WHAT TO DO ▸ Search the material for "name" and copy each line in which it is found.

MATERIAL FOR THIS EXERCISE ▸
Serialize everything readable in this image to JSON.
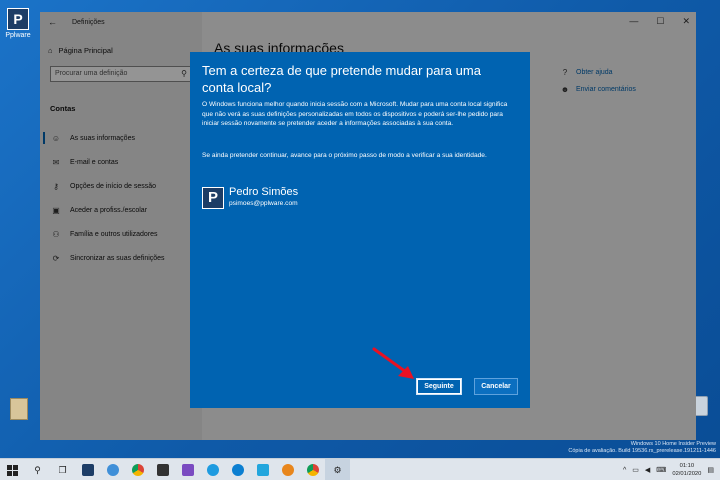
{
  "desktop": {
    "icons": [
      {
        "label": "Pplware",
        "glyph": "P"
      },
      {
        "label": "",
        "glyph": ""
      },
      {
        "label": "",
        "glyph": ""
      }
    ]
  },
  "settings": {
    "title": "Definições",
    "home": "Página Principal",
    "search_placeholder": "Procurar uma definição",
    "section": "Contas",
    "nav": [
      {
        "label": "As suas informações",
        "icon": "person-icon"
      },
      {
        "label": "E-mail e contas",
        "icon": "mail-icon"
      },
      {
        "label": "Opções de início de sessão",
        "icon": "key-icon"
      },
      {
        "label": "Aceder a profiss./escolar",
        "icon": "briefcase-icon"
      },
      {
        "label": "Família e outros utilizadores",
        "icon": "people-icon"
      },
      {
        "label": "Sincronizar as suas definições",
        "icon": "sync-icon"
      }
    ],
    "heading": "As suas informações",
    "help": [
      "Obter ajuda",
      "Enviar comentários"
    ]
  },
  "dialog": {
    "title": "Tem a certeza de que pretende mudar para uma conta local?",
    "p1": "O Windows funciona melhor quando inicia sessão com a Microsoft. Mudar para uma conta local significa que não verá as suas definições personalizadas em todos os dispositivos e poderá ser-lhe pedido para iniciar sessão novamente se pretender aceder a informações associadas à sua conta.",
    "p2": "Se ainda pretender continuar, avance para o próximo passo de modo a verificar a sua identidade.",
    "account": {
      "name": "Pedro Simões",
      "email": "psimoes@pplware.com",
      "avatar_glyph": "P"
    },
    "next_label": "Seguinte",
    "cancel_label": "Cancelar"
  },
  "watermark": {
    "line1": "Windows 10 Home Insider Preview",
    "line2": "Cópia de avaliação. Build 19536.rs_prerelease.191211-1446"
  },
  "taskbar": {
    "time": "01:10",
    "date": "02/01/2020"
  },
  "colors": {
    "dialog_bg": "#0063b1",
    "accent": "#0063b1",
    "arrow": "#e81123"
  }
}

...

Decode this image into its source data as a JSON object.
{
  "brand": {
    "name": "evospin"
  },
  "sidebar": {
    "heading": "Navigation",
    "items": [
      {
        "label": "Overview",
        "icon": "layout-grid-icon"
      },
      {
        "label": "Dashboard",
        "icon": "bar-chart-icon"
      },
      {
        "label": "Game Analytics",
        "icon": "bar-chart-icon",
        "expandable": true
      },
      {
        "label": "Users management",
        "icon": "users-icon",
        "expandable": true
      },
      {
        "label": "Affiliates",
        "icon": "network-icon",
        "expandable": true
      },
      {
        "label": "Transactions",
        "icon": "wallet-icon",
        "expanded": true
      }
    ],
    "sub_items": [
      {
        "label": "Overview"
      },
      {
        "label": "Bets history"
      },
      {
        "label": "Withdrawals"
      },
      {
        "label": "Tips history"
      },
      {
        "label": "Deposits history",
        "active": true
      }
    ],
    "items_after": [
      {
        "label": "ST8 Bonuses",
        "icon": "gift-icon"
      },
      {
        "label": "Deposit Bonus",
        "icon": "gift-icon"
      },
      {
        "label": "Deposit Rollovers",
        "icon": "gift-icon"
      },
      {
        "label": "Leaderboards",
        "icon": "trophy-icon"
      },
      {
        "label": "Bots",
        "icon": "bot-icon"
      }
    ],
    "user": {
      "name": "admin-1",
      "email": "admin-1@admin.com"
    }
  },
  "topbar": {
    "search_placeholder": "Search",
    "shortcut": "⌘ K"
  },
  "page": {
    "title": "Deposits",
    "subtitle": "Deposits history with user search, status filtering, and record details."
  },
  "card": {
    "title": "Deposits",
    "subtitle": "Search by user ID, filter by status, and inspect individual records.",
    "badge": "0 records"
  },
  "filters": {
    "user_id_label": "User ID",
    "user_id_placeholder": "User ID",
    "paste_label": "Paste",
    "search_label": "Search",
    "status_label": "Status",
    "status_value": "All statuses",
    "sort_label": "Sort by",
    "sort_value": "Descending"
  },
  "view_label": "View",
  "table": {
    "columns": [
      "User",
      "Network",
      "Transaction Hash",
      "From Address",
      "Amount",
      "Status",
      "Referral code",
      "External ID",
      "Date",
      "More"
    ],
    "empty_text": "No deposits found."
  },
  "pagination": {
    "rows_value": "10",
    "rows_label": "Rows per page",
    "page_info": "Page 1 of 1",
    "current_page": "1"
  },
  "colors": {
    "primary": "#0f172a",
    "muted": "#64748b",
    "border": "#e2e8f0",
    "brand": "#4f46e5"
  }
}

RESPONSE AREA ▸
      "name": "Pedro Simões",
    "name": "evospin"
      "name": "admin-1",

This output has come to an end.